◆ INSTRUCTIONS FOR THE TASK
Return each line of the data below that contains the string "database".

-- DATA EXTRACTS follows --

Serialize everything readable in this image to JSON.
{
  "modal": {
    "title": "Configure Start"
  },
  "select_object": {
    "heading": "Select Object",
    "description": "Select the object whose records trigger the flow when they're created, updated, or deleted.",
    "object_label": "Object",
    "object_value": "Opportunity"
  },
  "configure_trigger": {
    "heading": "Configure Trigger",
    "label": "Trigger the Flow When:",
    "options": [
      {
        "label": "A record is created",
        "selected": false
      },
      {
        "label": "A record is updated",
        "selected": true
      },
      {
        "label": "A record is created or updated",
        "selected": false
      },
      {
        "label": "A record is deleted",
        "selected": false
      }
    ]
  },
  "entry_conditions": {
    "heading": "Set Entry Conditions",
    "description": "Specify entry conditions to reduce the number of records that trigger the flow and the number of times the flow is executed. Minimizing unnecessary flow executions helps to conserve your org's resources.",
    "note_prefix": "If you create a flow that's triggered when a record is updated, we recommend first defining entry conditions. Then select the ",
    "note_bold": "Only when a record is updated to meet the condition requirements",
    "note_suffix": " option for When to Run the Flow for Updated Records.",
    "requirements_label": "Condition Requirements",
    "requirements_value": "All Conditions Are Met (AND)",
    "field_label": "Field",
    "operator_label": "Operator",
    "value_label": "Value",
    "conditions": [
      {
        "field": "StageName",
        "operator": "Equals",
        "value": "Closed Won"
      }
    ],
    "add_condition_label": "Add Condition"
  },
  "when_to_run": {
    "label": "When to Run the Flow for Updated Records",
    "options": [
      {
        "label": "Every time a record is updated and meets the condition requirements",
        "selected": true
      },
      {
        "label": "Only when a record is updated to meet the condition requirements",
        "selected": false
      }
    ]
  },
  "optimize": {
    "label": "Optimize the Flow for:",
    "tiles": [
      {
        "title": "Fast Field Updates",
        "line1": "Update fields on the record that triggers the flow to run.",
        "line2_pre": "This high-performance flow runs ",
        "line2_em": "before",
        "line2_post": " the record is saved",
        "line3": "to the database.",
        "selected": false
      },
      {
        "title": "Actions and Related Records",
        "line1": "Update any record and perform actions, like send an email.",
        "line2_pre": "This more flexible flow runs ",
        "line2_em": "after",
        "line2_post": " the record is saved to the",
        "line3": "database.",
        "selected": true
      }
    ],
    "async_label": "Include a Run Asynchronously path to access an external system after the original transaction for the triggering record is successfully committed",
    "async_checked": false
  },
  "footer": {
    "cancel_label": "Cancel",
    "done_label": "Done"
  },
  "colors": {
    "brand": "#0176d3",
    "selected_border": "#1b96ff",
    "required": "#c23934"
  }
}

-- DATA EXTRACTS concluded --

◆ WORKED SOLUTION
        "line3": "to the database.",
        "line3": "database.",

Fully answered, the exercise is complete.